BERLIN (Reuters) - Finance Minister Olaf Scholz came first in a vote to elect a leader of Germany’s Social Democrats (SPD) but fell short of a majority, triggering a run-off set to fuel debate over whether to stay in government with Chancellor Angela Merkel.
The SPD said on Saturday that Scholz, who is also vice chancellor and wants to stay in the fractious ruling alliance with Merkel’s conservatives, won 22.7% of the vote by rank-and-file members.
Scholz, 61, only narrowly beat left-winger and coalition sceptic Norbert Walter-Borjans, who came second with 21%.
A run-off vote will take place next month and a party conference in December must then formally approve the leadership vote.
Many members want the SPD to ditch the alliance with Merkel and reinvent itself in opposition. As Merkel’s junior partner in 10 of the 14 years she has led Europe’s biggest economy, they say the SPD has had to compromise too much on policy.
Walking out would probably trigger a snap election or possibly a minority government - both unappealing options for stability-loving Germans.
“I am relieved and happy over this result,” said Scholz. “We need a strong SPD that has confidence in itself - and the confidence to win elections.”
The SPD, Germany’s oldest party, is in crisis. Polling at around 14%, it is barely off all-time lows and has been leaderless since June when Andrea Nahles quit after scoring its worst ever result in an election for the European parliament.
Twelve candidates ran on joint tickets and one deciding factor was their position on whether to stay in government or leave, say analysts and pollsters.
Scholz, running with Klara Geywitz from eastern Germany, was the best-known candidate and pollsters saw him as the front runner in an otherwise largely unknown field. He symbolizes continuity and has said he will remain in the grand coalition.
Walter-Borjans is a former finance minister in Germany’s most populous state, North Rhine-Westphalia, and is known for cracking down on tax evaders with Swiss bank accounts.
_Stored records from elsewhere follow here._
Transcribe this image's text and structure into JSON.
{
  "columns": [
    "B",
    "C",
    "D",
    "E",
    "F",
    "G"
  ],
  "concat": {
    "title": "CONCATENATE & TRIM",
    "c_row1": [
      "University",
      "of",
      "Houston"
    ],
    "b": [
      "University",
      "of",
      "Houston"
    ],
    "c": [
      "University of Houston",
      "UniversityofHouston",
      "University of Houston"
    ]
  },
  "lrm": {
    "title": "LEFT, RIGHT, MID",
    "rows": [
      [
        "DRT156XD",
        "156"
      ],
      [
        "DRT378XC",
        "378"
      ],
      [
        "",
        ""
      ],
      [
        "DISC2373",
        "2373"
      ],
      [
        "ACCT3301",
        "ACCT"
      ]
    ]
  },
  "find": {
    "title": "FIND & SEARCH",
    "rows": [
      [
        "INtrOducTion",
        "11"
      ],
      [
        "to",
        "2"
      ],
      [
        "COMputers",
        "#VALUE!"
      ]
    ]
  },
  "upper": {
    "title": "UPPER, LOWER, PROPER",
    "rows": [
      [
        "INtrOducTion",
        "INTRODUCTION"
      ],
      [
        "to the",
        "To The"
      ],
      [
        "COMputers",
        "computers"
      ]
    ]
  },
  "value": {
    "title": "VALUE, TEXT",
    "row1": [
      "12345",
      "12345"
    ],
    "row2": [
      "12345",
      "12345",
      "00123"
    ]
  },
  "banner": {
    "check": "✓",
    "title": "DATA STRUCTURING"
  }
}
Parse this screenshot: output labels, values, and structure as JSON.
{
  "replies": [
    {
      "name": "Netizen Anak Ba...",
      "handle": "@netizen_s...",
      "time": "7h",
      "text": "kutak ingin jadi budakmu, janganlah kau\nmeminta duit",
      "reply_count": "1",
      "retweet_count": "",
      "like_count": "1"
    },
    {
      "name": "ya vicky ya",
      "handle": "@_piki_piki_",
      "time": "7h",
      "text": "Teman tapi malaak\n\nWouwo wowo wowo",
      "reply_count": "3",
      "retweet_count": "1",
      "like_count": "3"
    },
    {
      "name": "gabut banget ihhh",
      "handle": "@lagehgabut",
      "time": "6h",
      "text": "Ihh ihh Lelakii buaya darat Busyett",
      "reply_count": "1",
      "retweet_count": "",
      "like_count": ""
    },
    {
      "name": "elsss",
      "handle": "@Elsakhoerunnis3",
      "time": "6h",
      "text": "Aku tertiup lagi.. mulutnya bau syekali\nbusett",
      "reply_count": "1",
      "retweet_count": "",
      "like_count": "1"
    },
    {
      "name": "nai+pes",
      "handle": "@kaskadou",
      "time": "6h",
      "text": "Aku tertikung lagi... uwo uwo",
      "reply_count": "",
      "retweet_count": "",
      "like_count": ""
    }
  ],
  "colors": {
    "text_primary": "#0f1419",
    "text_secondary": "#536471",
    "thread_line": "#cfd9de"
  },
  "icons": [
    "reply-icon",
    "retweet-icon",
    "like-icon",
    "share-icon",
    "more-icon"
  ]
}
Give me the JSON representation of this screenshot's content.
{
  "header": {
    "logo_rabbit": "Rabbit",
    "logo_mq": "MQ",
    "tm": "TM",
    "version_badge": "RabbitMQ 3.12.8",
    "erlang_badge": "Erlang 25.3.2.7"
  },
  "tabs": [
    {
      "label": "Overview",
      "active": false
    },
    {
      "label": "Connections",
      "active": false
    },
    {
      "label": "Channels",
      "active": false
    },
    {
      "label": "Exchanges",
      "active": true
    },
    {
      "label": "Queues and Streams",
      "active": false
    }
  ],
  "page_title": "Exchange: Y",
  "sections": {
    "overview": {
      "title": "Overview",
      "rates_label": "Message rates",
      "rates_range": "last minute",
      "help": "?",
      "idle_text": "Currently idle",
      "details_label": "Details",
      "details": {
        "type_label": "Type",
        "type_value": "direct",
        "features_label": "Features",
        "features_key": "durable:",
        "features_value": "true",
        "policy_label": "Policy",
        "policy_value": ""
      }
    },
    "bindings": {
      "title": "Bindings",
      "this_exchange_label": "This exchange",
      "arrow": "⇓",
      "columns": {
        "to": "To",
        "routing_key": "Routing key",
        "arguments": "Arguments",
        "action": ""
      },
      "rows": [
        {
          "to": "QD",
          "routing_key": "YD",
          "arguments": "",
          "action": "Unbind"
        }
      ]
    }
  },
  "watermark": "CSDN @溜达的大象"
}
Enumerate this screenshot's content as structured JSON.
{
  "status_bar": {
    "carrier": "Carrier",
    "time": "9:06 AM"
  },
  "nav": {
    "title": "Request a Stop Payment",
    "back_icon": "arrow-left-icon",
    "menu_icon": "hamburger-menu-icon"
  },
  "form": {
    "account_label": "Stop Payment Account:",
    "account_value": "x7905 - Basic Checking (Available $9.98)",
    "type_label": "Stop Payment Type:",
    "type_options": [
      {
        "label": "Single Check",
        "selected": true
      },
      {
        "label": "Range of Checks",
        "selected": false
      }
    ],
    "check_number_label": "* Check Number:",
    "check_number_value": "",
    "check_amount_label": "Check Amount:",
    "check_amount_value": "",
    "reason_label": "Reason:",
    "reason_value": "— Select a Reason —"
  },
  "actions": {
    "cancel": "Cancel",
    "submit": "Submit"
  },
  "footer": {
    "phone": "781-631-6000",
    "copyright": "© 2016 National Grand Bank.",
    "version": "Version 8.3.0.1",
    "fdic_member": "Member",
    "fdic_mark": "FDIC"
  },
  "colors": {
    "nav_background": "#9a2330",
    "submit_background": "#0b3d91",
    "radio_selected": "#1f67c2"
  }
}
His running mate is Saskia Esken.
Winning the backing of the leftist youth wing of the SPD, the Jusos, Walter-Borjans has left the fate of the coalition open while his running mate, Saskia Eskens, has called to pull out.
The winners have a tough job ahead.
They will have to unite a party that has been bitterly divided between leftists and centrists since former SPD Chancellor Gerhard Schroeder’s welfare and labor market reforms some 15 years ago.
Facing a surge in support for the Greens on the left and with the far-right Alternative for Germany (AfD) collecting protest votes, the decline of the pro-European party proud of chancellors including Willy Brandt has been dramatic.
It has lost two thirds of its support since 1998 and its share of the vote in the 2017 federal election fell to its lowest level since 1933.
Reporting by Madeline Chambers, additional reporting by Holger Hansen; Editing by Douglas Busvine, James Drummond and Christina Fincher